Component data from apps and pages
»»
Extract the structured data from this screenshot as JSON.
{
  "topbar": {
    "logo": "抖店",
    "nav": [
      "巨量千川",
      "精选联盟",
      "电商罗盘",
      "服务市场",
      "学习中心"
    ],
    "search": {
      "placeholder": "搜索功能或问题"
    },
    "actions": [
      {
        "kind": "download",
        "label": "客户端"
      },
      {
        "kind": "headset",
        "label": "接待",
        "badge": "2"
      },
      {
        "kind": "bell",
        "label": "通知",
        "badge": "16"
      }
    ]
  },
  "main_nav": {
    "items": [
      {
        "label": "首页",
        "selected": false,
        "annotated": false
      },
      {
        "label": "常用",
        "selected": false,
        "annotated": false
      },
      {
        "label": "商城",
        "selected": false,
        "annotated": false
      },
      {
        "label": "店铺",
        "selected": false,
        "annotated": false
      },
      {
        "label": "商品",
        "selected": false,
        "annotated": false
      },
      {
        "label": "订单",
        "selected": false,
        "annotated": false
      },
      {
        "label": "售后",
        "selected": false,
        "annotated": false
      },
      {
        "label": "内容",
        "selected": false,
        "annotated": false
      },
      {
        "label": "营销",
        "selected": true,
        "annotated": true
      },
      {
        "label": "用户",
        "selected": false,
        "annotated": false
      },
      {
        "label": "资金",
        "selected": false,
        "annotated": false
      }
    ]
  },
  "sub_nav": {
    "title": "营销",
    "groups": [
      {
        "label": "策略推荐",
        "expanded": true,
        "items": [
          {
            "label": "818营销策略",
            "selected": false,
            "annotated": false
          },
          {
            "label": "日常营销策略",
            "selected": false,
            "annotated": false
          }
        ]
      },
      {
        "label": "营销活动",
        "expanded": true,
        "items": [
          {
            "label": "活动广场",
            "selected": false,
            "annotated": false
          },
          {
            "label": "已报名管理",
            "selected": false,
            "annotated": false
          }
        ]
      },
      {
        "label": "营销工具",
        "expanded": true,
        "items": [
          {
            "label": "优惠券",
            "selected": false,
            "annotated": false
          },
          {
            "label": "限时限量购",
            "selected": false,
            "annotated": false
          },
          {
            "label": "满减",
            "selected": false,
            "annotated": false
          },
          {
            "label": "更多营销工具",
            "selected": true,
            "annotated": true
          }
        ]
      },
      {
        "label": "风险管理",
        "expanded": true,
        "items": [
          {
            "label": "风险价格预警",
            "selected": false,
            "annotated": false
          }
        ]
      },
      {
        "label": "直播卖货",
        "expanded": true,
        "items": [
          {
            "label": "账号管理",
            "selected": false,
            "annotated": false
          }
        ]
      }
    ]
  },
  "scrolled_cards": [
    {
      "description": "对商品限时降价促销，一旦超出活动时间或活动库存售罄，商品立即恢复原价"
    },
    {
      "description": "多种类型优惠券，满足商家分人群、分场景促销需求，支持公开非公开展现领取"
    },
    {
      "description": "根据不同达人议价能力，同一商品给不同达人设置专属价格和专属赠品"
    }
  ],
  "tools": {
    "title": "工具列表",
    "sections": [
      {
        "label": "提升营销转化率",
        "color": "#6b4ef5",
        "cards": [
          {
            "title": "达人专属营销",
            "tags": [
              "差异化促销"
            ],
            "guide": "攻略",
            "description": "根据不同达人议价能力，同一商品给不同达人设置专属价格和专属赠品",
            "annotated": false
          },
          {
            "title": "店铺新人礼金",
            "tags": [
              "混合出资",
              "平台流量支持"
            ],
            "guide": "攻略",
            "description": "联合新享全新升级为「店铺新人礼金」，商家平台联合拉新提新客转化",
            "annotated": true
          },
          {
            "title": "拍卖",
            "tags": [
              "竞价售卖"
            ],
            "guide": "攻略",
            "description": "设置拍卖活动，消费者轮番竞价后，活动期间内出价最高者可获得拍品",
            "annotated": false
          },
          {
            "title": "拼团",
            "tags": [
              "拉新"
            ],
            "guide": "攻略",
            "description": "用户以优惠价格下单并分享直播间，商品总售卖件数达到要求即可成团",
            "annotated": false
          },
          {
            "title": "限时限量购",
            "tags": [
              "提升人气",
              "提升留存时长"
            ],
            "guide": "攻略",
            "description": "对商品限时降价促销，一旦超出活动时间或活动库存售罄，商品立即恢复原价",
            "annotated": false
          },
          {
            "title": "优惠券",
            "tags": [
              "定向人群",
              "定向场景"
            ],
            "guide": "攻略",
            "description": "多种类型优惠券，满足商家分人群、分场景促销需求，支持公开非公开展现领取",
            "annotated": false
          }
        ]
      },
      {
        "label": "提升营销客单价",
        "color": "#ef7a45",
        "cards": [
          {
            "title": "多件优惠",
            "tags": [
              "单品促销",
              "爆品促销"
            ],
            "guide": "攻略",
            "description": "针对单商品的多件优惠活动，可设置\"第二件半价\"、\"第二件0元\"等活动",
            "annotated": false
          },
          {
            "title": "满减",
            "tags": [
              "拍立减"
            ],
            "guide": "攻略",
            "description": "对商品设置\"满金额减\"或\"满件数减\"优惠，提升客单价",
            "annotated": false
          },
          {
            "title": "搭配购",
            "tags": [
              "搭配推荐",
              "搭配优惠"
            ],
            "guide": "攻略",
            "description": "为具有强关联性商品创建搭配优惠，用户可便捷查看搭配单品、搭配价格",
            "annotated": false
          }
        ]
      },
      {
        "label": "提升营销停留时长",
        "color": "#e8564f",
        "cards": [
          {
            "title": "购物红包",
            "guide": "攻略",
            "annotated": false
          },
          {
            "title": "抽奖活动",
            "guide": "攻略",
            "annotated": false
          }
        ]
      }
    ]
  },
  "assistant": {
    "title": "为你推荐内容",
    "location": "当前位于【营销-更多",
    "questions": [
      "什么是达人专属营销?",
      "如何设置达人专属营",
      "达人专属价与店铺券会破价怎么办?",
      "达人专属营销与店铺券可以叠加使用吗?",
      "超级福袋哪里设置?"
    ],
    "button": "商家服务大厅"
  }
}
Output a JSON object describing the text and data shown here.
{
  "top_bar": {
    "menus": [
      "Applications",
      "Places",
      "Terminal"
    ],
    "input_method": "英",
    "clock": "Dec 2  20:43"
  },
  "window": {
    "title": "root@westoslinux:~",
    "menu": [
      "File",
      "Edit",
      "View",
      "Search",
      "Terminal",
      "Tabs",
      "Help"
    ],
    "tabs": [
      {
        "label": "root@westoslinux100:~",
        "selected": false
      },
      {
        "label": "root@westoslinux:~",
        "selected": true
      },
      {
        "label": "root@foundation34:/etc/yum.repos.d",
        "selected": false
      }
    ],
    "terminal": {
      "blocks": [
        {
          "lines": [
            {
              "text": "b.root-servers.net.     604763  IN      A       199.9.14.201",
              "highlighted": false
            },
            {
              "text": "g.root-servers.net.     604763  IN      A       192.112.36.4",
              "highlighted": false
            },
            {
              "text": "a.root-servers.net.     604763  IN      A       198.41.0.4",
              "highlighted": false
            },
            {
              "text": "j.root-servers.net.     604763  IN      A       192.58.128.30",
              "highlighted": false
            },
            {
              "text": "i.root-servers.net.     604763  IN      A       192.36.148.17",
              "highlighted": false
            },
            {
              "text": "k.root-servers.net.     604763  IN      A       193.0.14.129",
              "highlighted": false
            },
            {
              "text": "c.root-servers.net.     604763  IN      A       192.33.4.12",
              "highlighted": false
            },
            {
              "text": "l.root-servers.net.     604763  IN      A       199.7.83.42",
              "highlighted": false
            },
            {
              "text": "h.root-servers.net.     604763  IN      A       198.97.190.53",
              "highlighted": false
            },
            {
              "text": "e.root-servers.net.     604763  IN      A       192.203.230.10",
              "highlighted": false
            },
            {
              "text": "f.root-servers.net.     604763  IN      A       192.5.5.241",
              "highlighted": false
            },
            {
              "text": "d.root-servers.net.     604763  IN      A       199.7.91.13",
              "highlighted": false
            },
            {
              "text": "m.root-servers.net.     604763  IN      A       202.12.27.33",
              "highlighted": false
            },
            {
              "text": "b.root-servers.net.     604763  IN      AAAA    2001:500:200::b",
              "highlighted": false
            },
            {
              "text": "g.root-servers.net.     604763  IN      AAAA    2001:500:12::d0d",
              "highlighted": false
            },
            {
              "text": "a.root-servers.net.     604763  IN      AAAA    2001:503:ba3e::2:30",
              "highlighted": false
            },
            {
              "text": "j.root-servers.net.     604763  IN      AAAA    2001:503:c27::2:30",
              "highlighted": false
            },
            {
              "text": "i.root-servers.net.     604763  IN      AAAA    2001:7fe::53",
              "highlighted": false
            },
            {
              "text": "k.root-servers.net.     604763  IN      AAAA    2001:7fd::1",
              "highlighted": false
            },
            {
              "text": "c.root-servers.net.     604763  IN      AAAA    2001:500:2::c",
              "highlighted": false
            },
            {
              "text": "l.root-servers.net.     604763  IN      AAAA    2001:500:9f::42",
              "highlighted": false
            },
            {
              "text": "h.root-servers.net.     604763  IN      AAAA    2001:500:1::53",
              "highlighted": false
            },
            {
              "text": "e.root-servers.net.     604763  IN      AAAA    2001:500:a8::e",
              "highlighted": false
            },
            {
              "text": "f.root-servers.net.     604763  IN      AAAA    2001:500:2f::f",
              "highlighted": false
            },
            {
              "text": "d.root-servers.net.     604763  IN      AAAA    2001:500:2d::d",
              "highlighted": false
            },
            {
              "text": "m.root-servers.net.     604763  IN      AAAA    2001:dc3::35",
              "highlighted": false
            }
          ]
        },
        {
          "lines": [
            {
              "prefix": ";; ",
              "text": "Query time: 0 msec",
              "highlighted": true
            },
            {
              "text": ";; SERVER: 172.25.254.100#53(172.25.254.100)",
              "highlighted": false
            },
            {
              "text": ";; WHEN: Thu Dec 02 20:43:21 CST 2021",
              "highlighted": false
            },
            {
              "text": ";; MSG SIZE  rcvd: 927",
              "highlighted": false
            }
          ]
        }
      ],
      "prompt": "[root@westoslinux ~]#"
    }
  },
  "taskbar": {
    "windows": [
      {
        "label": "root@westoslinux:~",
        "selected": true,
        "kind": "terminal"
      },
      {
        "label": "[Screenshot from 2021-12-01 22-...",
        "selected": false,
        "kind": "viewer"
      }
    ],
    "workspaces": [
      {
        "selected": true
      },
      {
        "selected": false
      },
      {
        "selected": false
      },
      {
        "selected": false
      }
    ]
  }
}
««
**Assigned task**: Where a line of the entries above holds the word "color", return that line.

**Response to this exercise**:
        "color": "#6b4ef5",
        "color": "#ef7a45",
        "color": "#e8564f",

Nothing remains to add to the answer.